I have watched a musical come to a screeching halt after numbers are finished due to barely passable acting more times than I care to remember. You can enjoy each song, and each dance, thanks to the great voices the actors are gifted with. But as soon as they have to interact with other characters, or relate to the audience, they are lost. As though without music they have no sense of communication.
It is an awkward and painful thing to watch.
Some could the opposite as what I have said. They have seen shows where the acting was great, but when it came to the music, they could not stand tcaterwaulinging that broke their eardrums, and every window in the vicinity. Granted, that unpleasant. My.My argument, however, is not based on the worst cast scenario. It is based on the average situation, and on average, the plot and characters must be maintained by at least passable acting.
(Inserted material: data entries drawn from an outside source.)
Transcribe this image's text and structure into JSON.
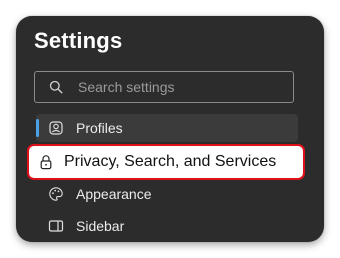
{
  "settings": {
    "title": "Settings",
    "search": {
      "placeholder": "Search settings",
      "value": ""
    },
    "nav": {
      "profiles": {
        "label": "Profiles",
        "icon": "profile-icon"
      },
      "privacy": {
        "label": "Privacy, Search, and Services",
        "icon": "lock-icon"
      },
      "appearance": {
        "label": "Appearance",
        "icon": "palette-icon"
      },
      "sidebar": {
        "label": "Sidebar",
        "icon": "sidebar-icon"
      }
    },
    "colors": {
      "panel": "#2c2c2c",
      "accent": "#4aa3e8",
      "highlight_border": "#e0101a"
    }
  }
}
All and all, a show, even a musical, is about telling a story. A musical simply tells it with music. But to abandon the sense of character or story, (no matter how thin) in favor of total concentration on the music, is not drama. It is a concert. If that is what you are most interested in directing, that is fine. You need to be open about calling a spade a spade, however, if your attitude about a musical can be summed up by saying, Âthe scenes are weak, but screw it, the numbers are spectacularÂ.
With the assistance of the band, extra time with a qualified musical director, and altered pitches, most actors who are not singers by trade can, when dedicated, get through a musical relatively unscathed. Not to mention a good actor has to be quick on his feet enough to improvise if something goes awry. Those with beautiful voices that lack this ability, as well as the ability to relate to other characters, and touch the audience when speaking, or convey emotion without words, betray the conviction of the stThey mightmight as well wear signs that read ÂHey folks, IÂm a fake.Â
And when talking, there is nothing in the world the band can do to save them.
None of this is to imply that if you sing well, you must be a poor actor. Nor is the reverse implied here. However, with the metaphorical gun to my head, I have no problem making the choice for actors over singers every time.
There will always be those who come to a musical just for the music, and do not care about the plot. So there will always be writers that write them just for the music, directors that pick them and have minimal involvement, and singers who flock to them for a chance to be on stage, without having to worry so much about the fact they canÂt act. It will always be this way, it that does not make it correct.